**PROBLEM**
Each entry that follows should be set down precisely, with its pictures removed.

**PROVIDED ENTRIES**
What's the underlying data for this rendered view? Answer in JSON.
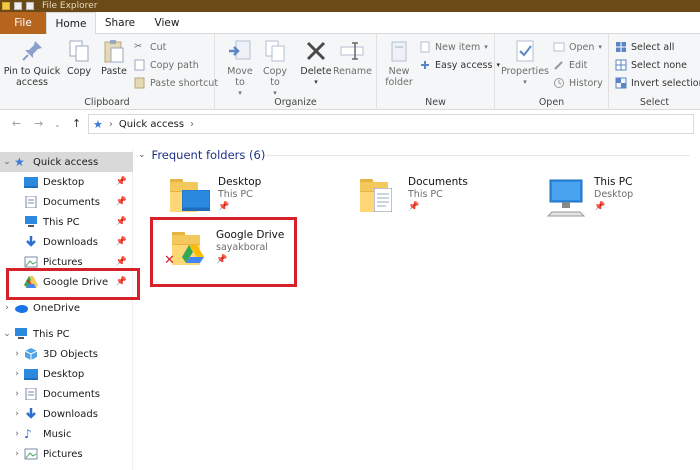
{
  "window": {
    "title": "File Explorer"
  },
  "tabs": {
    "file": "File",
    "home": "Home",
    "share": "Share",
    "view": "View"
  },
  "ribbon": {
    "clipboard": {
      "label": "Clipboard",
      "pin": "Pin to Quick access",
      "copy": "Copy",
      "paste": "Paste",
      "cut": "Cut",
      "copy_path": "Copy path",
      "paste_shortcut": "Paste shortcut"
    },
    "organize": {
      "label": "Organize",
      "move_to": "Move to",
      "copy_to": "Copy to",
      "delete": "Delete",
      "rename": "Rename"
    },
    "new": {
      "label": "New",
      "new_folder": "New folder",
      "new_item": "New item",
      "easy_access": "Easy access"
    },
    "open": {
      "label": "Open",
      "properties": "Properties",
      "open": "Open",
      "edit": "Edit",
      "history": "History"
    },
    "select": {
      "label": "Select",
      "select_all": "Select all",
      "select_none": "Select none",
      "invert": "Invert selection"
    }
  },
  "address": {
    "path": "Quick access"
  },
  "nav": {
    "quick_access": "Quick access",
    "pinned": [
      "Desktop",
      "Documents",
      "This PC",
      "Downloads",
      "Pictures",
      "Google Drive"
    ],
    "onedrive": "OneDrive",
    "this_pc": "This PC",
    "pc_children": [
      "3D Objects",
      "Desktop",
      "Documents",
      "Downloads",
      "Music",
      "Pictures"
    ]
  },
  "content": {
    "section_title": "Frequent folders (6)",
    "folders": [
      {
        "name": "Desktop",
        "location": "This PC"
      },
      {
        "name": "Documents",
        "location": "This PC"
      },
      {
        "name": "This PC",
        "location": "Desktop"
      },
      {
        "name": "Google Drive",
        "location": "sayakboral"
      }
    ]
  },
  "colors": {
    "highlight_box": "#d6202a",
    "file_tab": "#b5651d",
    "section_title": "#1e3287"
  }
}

**ANSWER SECTION**
What's the underlying data for this rendered view? Answer in JSON.
{
  "window": {
    "title": "File Explorer"
  },
  "tabs": {
    "file": "File",
    "home": "Home",
    "share": "Share",
    "view": "View"
  },
  "ribbon": {
    "clipboard": {
      "label": "Clipboard",
      "pin": "Pin to Quick access",
      "copy": "Copy",
      "paste": "Paste",
      "cut": "Cut",
      "copy_path": "Copy path",
      "paste_shortcut": "Paste shortcut"
    },
    "organize": {
      "label": "Organize",
      "move_to": "Move to",
      "copy_to": "Copy to",
      "delete": "Delete",
      "rename": "Rename"
    },
    "new": {
      "label": "New",
      "new_folder": "New folder",
      "new_item": "New item",
      "easy_access": "Easy access"
    },
    "open": {
      "label": "Open",
      "properties": "Properties",
      "open": "Open",
      "edit": "Edit",
      "history": "History"
    },
    "select": {
      "label": "Select",
      "select_all": "Select all",
      "select_none": "Select none",
      "invert": "Invert selection"
    }
  },
  "address": {
    "path": "Quick access"
  },
  "nav": {
    "quick_access": "Quick access",
    "pinned": [
      "Desktop",
      "Documents",
      "This PC",
      "Downloads",
      "Pictures",
      "Google Drive"
    ],
    "onedrive": "OneDrive",
    "this_pc": "This PC",
    "pc_children": [
      "3D Objects",
      "Desktop",
      "Documents",
      "Downloads",
      "Music",
      "Pictures"
    ]
  },
  "content": {
    "section_title": "Frequent folders (6)",
    "folders": [
      {
        "name": "Desktop",
        "location": "This PC"
      },
      {
        "name": "Documents",
        "location": "This PC"
      },
      {
        "name": "This PC",
        "location": "Desktop"
      },
      {
        "name": "Google Drive",
        "location": "sayakboral"
      }
    ]
  },
  "colors": {
    "highlight_box": "#d6202a",
    "file_tab": "#b5651d",
    "section_title": "#1e3287"
  }
}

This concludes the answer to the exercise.